An analytical ergonomic risk evaluation of body postures during daily cleaning tasks in horse stables
Journal article, 2015
BACKGROUND: Musculoskeletal disorders (MSDs) are a common reason for health problems and sick leave in many professions. A work arena where MSDs have not been sufficiently studied is stable work. Here many heavy and repetitive work tasks are performed manually with old-fashioned working tools.
OBJECTIVE: The aim of this study was to use an analytical approach to identify, evaluate and grade ergonomic problems in physical work performed during daily activities in horse stables and relate these to MSDs among the workers and to the design of the tools.
METHODS: Three common work tasks were studied to identify, evaluate and grade ergonomic problems; mucking out, sweeping and bedding replacement.

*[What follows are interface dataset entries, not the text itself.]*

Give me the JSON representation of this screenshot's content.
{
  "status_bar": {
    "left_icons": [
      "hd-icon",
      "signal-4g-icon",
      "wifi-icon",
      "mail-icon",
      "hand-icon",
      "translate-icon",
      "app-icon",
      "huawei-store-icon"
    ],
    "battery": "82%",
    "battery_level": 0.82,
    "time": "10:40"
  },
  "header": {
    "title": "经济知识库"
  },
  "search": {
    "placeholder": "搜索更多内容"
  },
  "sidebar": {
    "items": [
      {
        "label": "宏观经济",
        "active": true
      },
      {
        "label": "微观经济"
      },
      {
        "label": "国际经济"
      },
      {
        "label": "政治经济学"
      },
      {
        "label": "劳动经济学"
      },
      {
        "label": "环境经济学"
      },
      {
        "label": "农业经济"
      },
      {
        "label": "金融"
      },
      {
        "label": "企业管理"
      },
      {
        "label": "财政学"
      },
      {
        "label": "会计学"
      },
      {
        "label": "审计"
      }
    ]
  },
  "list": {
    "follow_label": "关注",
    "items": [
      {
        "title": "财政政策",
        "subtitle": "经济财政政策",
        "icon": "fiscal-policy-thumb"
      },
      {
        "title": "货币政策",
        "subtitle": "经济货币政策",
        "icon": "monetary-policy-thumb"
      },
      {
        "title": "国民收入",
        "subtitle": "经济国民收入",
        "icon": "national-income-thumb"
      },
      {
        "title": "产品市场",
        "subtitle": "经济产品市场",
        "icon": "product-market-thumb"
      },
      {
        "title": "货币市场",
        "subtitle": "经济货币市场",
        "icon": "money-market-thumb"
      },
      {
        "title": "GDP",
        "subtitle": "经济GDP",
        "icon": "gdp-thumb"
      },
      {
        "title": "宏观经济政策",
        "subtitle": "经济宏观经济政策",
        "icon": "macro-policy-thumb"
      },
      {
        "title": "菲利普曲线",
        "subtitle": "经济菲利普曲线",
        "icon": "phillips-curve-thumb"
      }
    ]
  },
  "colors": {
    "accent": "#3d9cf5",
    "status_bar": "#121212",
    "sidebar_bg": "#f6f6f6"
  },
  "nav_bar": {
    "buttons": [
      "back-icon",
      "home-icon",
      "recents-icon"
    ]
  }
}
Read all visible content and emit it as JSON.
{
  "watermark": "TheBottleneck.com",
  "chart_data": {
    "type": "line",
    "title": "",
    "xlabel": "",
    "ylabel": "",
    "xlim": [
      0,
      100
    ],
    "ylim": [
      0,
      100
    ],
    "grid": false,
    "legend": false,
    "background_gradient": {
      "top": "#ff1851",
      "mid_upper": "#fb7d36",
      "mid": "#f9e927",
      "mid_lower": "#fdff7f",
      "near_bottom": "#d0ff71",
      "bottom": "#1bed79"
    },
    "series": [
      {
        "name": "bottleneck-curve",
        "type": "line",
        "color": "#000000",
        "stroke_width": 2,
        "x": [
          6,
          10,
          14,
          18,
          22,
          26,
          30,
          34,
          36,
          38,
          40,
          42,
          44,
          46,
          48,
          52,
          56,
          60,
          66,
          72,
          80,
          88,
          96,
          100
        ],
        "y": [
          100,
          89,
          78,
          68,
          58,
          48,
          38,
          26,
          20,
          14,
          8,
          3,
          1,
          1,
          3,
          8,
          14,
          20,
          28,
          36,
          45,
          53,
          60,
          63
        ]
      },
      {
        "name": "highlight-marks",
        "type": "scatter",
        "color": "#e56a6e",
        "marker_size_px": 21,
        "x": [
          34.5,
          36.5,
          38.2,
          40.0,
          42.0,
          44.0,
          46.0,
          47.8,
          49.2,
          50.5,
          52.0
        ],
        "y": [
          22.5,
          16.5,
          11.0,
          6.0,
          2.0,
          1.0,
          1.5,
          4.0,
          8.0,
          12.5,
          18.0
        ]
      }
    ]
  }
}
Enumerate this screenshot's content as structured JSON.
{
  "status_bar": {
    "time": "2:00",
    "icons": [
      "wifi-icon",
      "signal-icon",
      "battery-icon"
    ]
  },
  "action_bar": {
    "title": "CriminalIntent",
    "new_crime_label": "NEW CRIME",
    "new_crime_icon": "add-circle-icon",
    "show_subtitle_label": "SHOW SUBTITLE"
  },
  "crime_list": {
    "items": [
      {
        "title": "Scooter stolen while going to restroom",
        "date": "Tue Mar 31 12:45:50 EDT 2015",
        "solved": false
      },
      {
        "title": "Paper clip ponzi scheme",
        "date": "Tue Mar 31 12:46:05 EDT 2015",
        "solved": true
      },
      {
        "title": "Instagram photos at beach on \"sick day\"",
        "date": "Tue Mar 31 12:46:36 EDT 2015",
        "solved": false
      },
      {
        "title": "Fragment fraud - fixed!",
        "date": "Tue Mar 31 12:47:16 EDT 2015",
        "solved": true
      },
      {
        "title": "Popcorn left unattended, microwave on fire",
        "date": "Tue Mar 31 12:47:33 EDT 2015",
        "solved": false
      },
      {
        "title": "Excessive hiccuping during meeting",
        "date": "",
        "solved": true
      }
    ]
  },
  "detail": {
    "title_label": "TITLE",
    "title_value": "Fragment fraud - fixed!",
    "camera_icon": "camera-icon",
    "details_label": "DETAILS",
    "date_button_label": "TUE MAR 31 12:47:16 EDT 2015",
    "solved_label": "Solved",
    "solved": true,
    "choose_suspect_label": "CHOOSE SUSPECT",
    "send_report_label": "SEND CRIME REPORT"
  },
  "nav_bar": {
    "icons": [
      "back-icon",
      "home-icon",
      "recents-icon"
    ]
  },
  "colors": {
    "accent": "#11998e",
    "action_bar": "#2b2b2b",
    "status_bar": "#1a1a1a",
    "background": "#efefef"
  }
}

Used methods were Hierarchical Task Analysis, Heuristic Evaluation and Rapid Entire Body Assessment.
RESULTS: Several high-risk operations were found in mucking out boxes and disposal of bedding material. The problems consisted of awkward working postures such as a twisted and bent back, arms in an elevated position, wrists in extreme joint positions and handling of heavy loads.
CONCLUSIONS: By using an analytical approach it is possible to identify presumptive ergonomic problems without extensive empirical research. In most high-risk operations, long-shafted tools or a wheelbarrow were used, which emphasize a need to develop tools with better ergonomic design to improve the working situation. The limitation is that the ergonomics problems found are not finally validated. The results show where deeper empirical research is needed, both regarding how MSDs occur and how tools and environment contribute to physical problems.
work task analysis